Stephen Sroka has wanted to bike across America since he was in eighth grade. Next month, he will realize that dream while paying tribute to two brothers who were stricken with cancer.
Sroka, a 21-year-old Baltimore native, will embark on his more than 4,000-mile ride June 21. Along the way, he will be raising money for the Ulman Cancer Fund for Young Adults, an Ellicott City organization. His goal is to raise $100,000.
His affiliation with the Ulman fund arose from his friendship with John and Matthew Majoros. John, 22, received a diagnosis of advanced testicular cancer in April 2001. He died the next February.
Matthew, 20, had Hodgkin's disease and testicular cancer. After undergoing months of treatment, he has been cancer-free since November.
Sroka and Matthew Majoros played lacrosse together at Mount St. Joseph High School in Baltimore. Sroka said that while his friend was sick, "I felt a sense of helplessness, as there was not much I could do other than provide care and condolence to the family."
His bike trip -- which has been named Coast to Coast for Cancer -- will benefit an organization that provides support for cancer patients ages 18 to 35 and their families, while also promoting cancer awareness and prevention.
"I think it's a great idea that he's doing it," said Matthew Majoros. Sroka is "doing the bulk of the work," but "I'm helping him out any way I can, really."
Matthew's mother, Carol Majoros, added that her family was "honored and our hearts were touched that he'd thought of us, to do this for our sons."
Sroka traces his passion for riding cross-country to the eighth grade, when a teacher who had made the trip described his experiences. Sroka decided last winter that the ideal time to embark on the trip would be next month, after he graduates with a business degree from the Catonsville campus of the Community College of Baltimore County.
Two months ago, at a friend's urging, he decided to make the trip to benefit a charity, and chose the Ulman fund.
"I started the fund-raiser by myself," he said, setting a goal of $5,000. Then, an instructor at CCBC took Sroka to a local Rotary Club meeting to ask for donations. "They said, `We want to help you,'" he recalled, and at their suggestion, he raised his goal to $100,000.
"I think it's wonderful," said Brock Yetso, executive director of the Ulman fund. The money Sroka raises will go toward college scholarships, support groups for young cancer patients and their families, online support services and awareness initiatives.

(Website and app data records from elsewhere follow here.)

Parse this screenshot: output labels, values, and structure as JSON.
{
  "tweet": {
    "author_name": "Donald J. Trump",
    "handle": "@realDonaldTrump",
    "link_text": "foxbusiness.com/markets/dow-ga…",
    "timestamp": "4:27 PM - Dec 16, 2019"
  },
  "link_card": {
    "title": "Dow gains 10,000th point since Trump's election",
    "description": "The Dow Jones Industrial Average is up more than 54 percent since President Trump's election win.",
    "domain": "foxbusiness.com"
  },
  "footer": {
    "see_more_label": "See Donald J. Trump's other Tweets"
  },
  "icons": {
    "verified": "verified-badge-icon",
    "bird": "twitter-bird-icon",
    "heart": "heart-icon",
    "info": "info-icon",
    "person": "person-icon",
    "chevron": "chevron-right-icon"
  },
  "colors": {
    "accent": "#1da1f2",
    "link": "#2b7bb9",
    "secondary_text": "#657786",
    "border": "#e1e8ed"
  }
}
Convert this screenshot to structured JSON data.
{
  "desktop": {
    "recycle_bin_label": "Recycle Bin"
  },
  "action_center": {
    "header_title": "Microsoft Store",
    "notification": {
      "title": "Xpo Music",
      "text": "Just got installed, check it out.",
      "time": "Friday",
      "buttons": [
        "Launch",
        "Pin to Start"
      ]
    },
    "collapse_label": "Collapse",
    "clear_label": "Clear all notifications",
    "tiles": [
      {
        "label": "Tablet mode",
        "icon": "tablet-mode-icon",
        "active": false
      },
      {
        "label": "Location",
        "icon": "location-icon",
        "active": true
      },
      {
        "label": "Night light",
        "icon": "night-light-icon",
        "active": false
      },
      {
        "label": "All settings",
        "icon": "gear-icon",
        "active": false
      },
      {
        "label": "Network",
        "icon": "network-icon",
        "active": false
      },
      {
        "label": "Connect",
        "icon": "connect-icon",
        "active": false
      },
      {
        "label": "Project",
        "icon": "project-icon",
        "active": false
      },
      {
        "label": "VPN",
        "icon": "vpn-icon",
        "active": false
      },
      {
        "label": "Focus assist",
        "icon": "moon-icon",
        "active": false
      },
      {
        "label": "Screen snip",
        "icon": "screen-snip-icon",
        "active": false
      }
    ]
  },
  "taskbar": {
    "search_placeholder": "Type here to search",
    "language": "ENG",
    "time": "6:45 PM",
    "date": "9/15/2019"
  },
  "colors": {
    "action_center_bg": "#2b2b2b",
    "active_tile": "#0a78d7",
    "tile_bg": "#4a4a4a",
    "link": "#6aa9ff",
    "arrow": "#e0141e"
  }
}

Sroka will begin his ride at the Naval Academy in Annapolis, riding to Catonsville the first day and on to Virginia the second day to join up with the TransAmerica Trail in Charlottesville. The trail crosses through Virginia, Kentucky, Illinois, Missouri, Kansas, Colorado, Wyoming, Montana, and ends in Astoria, Ore.
The trail is made up of bicycle-friendly roads and is traveled by approximately 4,000 bicyclists every summer, according to the Adventure Cycling Association.
Sroka is planning to cover the route in 2 1/2 months, averaging 60 miles a day. He will be traveling alone and will be self-sufficient. "I'm pulling a trailer of equipment," he said.
He plans to raise the bulk of his financial goal during the course of his ride. He is planning stops and meetings in small towns along the way, and is arranging live phone calls from the road to radio stations in Baltimore.
As he prepares for his ride, the question Sroka is asked most often is how he will occupy his mind during his long hours on the trail.
"I'm going to listen to those government tapes they use to train translators," he said. "I'm going to learn Spanish."